If your commute will be in the 1-1:15 range, it is definitely workable.  If the commute is much longer than that, during rush hour when you will be forced to commute during 1L, you may want to reconsider.  It really will be a quality of life question, however, rather than determining your ability to be successful in school.

In terms of my school time commitment, during 1L law school was approximately a 50 hour/week commitment during the bulk of the semester and 60 hours/week right before exams.  That meant that I tried to do about 5 hours of studying, outside of class, every day.  With excellent time management skills, (which I'm sure, as a mom, you have) you should probably be able to do the bulk of this in between classes during the week.

I ended up using the car time as telephone time (with a hands-free device of course).  I didn't really mind driving, so I did my best to use the travel time to decompress from school.

I hope this is helpful.

14
Not knowing how big of a fish you are, it is very hard to evaluate the size of the pond.  You have to balance the factors that are important to you, including rank, scholarship, geography, etc.  However, before you have taken a law school exam and received your grades, you have absolutely no clue what your class rank will be.

15
General board for soon-to-be 1Ls / Re: Univ. of Miami anyone?
« on: April 29, 2007, 09:34:14 PM »
I think common sense means not being out by yourself at 1 a.m., anywhere in Miami.  It's a city, even if you aren't downtown.

My experience has been that students generally live in Coconut Grove, the Gables, South Miami and Kendall.  Kendall is kind of a schlep, (I wouldn't really want to live west of 117th Ave.), but now, being almost done with two years of law school in a city where I do have to do a significant commute, it really isn't that big of a deal to even have an hour commute. 
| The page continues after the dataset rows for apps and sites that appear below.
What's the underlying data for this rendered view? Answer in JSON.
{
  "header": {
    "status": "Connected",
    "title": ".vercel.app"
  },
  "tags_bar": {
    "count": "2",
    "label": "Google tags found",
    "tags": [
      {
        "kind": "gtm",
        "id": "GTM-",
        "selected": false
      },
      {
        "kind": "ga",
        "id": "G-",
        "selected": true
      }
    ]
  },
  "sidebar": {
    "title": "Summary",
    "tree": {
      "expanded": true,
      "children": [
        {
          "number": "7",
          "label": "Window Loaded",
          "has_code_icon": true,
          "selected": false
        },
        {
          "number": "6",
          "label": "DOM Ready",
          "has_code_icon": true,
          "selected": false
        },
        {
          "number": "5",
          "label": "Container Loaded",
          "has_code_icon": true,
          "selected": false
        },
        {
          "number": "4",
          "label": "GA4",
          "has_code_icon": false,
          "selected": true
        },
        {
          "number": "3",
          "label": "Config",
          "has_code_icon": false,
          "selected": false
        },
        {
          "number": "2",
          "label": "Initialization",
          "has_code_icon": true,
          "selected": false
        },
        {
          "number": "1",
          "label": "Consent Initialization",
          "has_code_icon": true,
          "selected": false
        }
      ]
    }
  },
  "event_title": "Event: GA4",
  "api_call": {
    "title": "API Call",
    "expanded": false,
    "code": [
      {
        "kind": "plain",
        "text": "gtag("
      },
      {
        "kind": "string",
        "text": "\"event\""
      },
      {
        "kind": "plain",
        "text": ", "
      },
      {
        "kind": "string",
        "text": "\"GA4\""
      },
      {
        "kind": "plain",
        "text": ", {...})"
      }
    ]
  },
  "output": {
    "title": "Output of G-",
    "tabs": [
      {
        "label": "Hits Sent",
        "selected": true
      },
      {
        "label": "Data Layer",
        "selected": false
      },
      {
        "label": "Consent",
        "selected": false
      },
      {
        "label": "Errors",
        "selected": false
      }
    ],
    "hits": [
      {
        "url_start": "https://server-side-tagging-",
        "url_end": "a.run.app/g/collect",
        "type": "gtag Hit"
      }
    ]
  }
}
16
Wait List / Re: Anyone Still Waiting on GMU
« on: June 24, 2005, 09:39:34 PM »
I got my letter today... wait until the 2nd week of July.


17
Wait List / Re: Anyone Still Waiting on GMU
« on: June 21, 2005, 06:33:33 PM »
Do you guys know if you will be accepting GMU's offer, or will you be going somewhere else?

18
Wait List / Re: Anyone Still Waiting on GMU
« on: June 18, 2005, 11:43:42 AM »
So, their second deposit deadline has passed.  Has anyone heard anything yet?

19
General board for soon-to-be 1Ls / Re: University of Miami
« on: June 06, 2005, 11:19:22 AM »
In terms of parking... the lot near the law school is terrible.  If you don't want your car dented beyond recognition, park in the far out spaces.. the Ponce garage and the parking on San Amaro are your best bets.  The law school lot fills up really fast because it is shared by the music school, the IM field, the Unger building to a certain extent, and the UC.  Additionally, the spaces are sooo tight that I have literally been stuck in my space before, and had to wait for the people around me to move.

20
Wait List / Re: Anyone Still Waiting on GMU
« on: May 30, 2005, 11:00:56 PM »
I received the same letters.  I submitted a letter of continued interest after the first return postcard.  The second letter didn't seem to ask for a response, only that they wanted to keep me on the list.  Since I had recently emailed Dean Richards regarding my continued interest, I didn't think it necessary to respond to the second letter.

Pages: 1 [2] 3 4 5 6